Task brief –
Below is a listing. Copy each line of it that holds the word "JSON".

*** Data extract ***

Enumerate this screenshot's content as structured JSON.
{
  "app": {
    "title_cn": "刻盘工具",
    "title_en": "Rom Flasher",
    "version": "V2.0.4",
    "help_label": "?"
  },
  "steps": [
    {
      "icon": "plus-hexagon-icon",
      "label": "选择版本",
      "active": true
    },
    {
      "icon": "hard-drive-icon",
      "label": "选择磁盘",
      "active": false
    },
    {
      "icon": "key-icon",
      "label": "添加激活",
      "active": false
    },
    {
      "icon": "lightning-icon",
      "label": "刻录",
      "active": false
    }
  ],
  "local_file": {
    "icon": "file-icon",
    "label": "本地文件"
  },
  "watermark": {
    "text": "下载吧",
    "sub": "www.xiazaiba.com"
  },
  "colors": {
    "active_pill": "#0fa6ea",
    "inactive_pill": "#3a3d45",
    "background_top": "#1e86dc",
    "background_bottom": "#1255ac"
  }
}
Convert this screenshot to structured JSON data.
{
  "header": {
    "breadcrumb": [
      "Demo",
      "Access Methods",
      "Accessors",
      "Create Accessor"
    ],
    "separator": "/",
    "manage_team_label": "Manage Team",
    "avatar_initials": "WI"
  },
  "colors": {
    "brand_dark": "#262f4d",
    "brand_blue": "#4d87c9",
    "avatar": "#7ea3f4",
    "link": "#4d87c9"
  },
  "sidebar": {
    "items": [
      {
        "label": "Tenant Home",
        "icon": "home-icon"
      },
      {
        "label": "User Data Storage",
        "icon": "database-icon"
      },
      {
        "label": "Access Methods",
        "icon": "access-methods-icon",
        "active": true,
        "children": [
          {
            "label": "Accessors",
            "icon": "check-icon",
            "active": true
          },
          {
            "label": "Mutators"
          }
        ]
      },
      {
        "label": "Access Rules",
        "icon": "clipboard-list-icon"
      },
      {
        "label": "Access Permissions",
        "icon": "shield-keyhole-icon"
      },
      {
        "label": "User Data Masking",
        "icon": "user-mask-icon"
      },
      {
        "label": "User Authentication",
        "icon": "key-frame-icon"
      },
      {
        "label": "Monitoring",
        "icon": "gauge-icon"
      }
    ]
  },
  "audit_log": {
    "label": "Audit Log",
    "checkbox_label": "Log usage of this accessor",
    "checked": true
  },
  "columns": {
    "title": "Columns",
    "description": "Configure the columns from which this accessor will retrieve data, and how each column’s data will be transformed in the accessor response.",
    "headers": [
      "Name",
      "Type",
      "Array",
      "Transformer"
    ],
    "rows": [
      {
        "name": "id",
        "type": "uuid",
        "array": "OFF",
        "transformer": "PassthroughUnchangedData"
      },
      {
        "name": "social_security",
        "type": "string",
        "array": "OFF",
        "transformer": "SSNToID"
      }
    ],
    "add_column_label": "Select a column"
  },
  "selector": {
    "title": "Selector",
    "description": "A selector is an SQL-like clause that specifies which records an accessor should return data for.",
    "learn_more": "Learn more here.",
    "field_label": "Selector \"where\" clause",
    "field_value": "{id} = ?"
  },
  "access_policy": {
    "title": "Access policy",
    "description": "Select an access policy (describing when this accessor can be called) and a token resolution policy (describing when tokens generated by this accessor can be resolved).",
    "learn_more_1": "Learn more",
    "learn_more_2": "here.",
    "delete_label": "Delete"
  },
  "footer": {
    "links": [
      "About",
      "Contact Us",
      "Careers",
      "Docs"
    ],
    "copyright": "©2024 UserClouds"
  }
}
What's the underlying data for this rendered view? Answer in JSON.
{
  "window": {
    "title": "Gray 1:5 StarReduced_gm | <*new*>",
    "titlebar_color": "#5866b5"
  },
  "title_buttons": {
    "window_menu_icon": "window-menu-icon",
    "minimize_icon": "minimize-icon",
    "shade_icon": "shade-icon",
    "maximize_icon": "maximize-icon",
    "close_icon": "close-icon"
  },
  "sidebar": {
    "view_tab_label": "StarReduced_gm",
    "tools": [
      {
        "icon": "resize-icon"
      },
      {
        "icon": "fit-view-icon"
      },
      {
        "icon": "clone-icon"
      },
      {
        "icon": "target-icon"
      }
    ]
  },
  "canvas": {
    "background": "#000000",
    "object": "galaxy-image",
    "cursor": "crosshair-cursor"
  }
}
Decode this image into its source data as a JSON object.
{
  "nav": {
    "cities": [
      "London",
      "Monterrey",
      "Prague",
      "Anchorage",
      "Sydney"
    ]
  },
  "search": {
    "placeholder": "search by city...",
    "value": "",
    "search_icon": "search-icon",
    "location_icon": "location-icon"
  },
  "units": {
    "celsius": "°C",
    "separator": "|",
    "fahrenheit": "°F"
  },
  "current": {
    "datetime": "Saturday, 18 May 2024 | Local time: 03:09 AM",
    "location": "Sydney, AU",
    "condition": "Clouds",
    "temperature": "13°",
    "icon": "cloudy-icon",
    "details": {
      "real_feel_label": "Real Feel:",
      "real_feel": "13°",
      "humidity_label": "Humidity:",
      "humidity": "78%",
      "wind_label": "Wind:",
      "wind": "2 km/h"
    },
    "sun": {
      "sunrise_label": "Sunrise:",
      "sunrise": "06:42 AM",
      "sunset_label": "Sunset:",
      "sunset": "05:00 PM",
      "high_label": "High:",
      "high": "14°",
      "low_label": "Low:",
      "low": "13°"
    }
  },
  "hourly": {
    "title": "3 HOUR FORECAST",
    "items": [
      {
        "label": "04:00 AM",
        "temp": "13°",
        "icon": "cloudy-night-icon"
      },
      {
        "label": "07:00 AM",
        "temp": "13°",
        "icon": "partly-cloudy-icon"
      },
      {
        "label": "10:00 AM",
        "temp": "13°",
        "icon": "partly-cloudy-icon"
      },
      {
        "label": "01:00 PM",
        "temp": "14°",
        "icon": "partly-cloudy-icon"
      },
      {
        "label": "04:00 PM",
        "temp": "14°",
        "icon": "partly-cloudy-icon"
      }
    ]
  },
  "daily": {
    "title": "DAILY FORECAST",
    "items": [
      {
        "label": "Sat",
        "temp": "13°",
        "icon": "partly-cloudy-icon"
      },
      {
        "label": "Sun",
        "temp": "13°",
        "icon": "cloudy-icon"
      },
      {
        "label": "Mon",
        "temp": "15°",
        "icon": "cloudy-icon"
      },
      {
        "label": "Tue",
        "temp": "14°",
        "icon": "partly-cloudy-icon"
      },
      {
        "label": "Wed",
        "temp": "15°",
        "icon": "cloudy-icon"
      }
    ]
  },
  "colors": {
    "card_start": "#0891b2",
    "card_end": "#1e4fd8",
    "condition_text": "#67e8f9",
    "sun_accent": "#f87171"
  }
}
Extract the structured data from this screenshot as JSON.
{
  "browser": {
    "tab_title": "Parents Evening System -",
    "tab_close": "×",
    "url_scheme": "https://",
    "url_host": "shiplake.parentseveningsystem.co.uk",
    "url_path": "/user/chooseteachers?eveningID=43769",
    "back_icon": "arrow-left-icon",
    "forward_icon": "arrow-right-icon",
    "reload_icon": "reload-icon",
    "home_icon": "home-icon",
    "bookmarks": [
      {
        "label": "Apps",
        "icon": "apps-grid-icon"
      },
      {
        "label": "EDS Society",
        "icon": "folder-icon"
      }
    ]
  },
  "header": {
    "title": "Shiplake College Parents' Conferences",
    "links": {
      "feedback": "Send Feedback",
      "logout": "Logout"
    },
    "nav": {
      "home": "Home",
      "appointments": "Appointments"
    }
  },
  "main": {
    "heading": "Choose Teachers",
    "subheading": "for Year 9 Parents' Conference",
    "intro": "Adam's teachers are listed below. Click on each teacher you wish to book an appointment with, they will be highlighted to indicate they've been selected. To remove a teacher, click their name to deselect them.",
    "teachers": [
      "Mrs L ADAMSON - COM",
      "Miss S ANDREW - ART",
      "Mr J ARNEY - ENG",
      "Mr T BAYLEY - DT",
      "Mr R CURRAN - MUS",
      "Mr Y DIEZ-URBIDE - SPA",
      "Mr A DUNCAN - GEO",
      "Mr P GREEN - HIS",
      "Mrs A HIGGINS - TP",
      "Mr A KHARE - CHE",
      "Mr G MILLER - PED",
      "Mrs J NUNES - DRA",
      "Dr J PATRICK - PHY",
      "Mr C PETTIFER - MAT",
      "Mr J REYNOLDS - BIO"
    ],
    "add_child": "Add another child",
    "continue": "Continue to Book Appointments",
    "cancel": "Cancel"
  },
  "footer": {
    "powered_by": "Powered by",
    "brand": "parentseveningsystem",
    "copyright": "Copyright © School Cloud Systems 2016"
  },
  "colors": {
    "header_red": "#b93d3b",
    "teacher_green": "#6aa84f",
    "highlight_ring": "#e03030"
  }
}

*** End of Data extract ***

Answer below –
Enumerate this screenshot's content as structured JSON.
Convert this screenshot to structured JSON data.
What's the underlying data for this rendered view? Answer in JSON.
Decode this image into its source data as a JSON object.
Extract the structured data from this screenshot as JSON.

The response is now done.